-- PROBLEM DESCRIPTION --
Each line in the entries that has the word "title" has to be copied.

-- EXERCISE INPUTS --
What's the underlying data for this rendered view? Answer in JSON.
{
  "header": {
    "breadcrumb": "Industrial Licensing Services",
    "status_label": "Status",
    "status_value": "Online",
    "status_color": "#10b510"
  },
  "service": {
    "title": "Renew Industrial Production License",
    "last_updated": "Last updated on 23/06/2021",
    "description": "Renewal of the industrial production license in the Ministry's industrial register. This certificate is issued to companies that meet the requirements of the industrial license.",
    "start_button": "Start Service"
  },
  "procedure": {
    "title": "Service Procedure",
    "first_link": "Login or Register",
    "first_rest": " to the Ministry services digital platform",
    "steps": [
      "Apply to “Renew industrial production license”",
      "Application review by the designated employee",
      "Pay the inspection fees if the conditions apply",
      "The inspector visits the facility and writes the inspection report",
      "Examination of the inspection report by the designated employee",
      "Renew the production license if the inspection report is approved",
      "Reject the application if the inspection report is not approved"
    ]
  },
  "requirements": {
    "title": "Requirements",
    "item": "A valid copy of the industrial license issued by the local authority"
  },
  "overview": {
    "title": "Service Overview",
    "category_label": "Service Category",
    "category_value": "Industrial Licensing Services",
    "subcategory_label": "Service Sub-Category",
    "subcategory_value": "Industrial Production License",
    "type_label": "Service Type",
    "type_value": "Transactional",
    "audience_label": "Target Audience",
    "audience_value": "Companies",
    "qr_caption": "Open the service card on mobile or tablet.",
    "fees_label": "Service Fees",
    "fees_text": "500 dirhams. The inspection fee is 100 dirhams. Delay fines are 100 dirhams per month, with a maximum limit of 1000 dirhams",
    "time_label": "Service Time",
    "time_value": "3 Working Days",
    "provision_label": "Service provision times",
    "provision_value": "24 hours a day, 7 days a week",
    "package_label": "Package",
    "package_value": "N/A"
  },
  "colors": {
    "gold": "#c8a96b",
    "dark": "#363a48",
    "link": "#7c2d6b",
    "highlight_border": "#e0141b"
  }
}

-- RESPONSE BOX --
    "title": "Renew Industrial Production License",
    "title": "Service Procedure",
    "title": "Requirements",
    "title": "Service Overview",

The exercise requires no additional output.